In order for the criteria contained in paragraph 4(b)(iv) to be relevant, the Respondent must have had knowledge of the Complainant’s rights. However, the Complainant has a US trade mark, and the Respondent is an individual based in Germany. Little evidence has been adduced by the Complainant of use of the mark outside of the US. Similarly, the Complainant has provided limited promotional material in support of its claim that it owns goodwill (and, presumably, common law rights) in relation to its trade mark for NETOMAT, and that the public associates this trade mark with the Complainant. Such evidence as has been filed does not support the Complainant’s contention that the public associates the word NETOMAT solely with the Complainant nor does it attempt to establish that a German individual would have been aware of such goodwill.
Further, the Complainant seeks to rely upon its continued public use of the trade mark since 2000 in order to establish its rights in the name NETOMAT. It is noted that the trade mark on which the Complainant relies was filed in 2001, the same year in which (according to the Complainant’s own promotional material appended to the Complaint) the Complainant company was launched. The Complaint does not provide any evidence in support of the use of the mark prior to the Complainant’s incorporation in order to substantiate its claim that the Complainant has continually used the mark in connection with its business since 2000. The Complainant fails to distinguish between the commercial use of the name NETOMAT by the Complainant (presumably since its incorporation in 2001) and the earlier use of the name, even though it asserts that goodwill has attached to that name since 2000.

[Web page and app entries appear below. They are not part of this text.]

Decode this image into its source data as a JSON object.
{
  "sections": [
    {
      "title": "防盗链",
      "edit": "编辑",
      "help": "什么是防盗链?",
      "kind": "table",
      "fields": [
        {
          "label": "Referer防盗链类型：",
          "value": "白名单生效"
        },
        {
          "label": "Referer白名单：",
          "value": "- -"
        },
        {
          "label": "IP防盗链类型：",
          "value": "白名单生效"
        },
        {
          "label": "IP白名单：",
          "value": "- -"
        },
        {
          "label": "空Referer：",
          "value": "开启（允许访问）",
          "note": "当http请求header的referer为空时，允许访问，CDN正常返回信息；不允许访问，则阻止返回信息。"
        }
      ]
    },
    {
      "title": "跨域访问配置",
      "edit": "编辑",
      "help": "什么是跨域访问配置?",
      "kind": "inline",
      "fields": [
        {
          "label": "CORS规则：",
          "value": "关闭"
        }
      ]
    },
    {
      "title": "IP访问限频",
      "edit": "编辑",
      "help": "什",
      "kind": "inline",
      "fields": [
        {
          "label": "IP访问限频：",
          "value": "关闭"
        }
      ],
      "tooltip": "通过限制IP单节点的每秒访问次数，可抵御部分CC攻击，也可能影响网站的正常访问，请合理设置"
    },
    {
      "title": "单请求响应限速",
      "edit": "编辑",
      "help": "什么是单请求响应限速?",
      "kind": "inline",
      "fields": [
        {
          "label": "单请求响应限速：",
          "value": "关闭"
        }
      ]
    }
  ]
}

Nonetheless, having considered the evidence filed by the Complainant, the Panelist concludes that the Complainant has satisfied the bad faith requirement. The Panelist finds, in all the circumstances, in particular the Respondent’s registration of the domain name less than two months after the registration of the Complainant’s trade mark, the evidence, albeit limited, provided by the Complainant to suggest that the site to which the domain name resolved contained, at some point, pornographic content (with no discernible or justified connection to the Complainant) and the Respondent’s failure to challenge the Complainant’s assertions that the domain name was registered and is being used in bad faith.
For all the foregoing reasons, in accordance with Paragraphs 4(i) of the Policy and 15 of the Rules, the Panel orders that the domain name, <netomat.org> be transferred to the Complainant.
Dated: July 21, 2003